=== What this task involves ===
Please set down each of the lines below once more, exactly, omitting all pictures.

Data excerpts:
______________________________
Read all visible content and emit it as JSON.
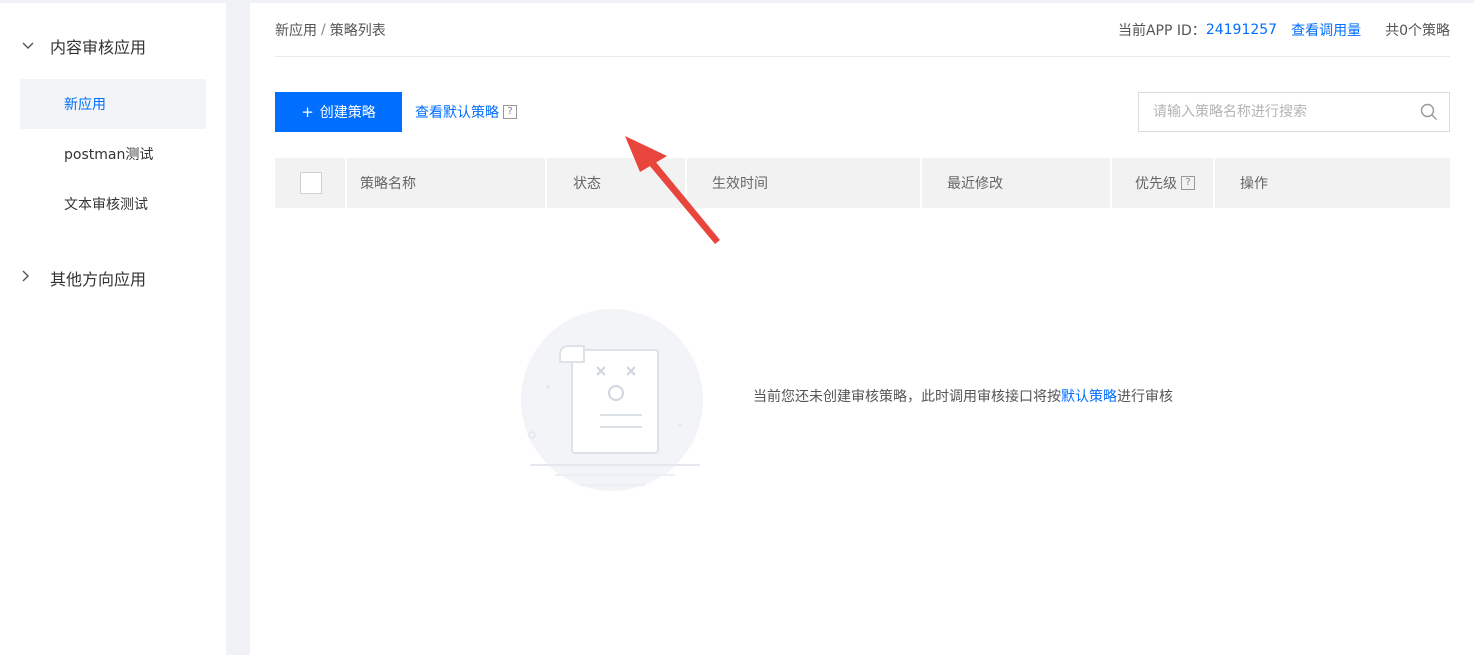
{
  "sidebar": {
    "groups": [
      {
        "label": "内容审核应用",
        "expanded": true,
        "items": [
          {
            "label": "新应用",
            "active": true
          },
          {
            "label": "postman测试",
            "active": false
          },
          {
            "label": "文本审核测试",
            "active": false
          }
        ]
      },
      {
        "label": "其他方向应用",
        "expanded": false,
        "items": []
      }
    ]
  },
  "header": {
    "breadcrumb": [
      "新应用",
      "策略列表"
    ],
    "breadcrumb_sep": "/",
    "app_id_label": "当前APP ID：",
    "app_id": "24191257",
    "usage_link": "查看调用量",
    "policy_count": "共0个策略"
  },
  "toolbar": {
    "create_button": "创建策略",
    "view_default": "查看默认策略",
    "search_placeholder": "请输入策略名称进行搜索"
  },
  "table": {
    "columns": [
      "策略名称",
      "状态",
      "生效时间",
      "最近修改",
      "优先级",
      "操作"
    ],
    "rows": []
  },
  "empty_state": {
    "text_before": "当前您还未创建审核策略，此时调用审核接口将按",
    "link": "默认策略",
    "text_after": "进行审核"
  },
  "colors": {
    "accent": "#006eff",
    "annotation": "#e8453c",
    "sidebar_active_bg": "#f3f4f7"
  }
}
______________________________
=== Task response ===
Read all visible content and emit it as JSON.
{
  "sidebar": {
    "groups": [
      {
        "label": "内容审核应用",
        "expanded": true,
        "items": [
          {
            "label": "新应用",
            "active": true
          },
          {
            "label": "postman测试",
            "active": false
          },
          {
            "label": "文本审核测试",
            "active": false
          }
        ]
      },
      {
        "label": "其他方向应用",
        "expanded": false,
        "items": []
      }
    ]
  },
  "header": {
    "breadcrumb": [
      "新应用",
      "策略列表"
    ],
    "breadcrumb_sep": "/",
    "app_id_label": "当前APP ID：",
    "app_id": "24191257",
    "usage_link": "查看调用量",
    "policy_count": "共0个策略"
  },
  "toolbar": {
    "create_button": "创建策略",
    "view_default": "查看默认策略",
    "search_placeholder": "请输入策略名称进行搜索"
  },
  "table": {
    "columns": [
      "策略名称",
      "状态",
      "生效时间",
      "最近修改",
      "优先级",
      "操作"
    ],
    "rows": []
  },
  "empty_state": {
    "text_before": "当前您还未创建审核策略，此时调用审核接口将按",
    "link": "默认策略",
    "text_after": "进行审核"
  },
  "colors": {
    "accent": "#006eff",
    "annotation": "#e8453c",
    "sidebar_active_bg": "#f3f4f7"
  }
}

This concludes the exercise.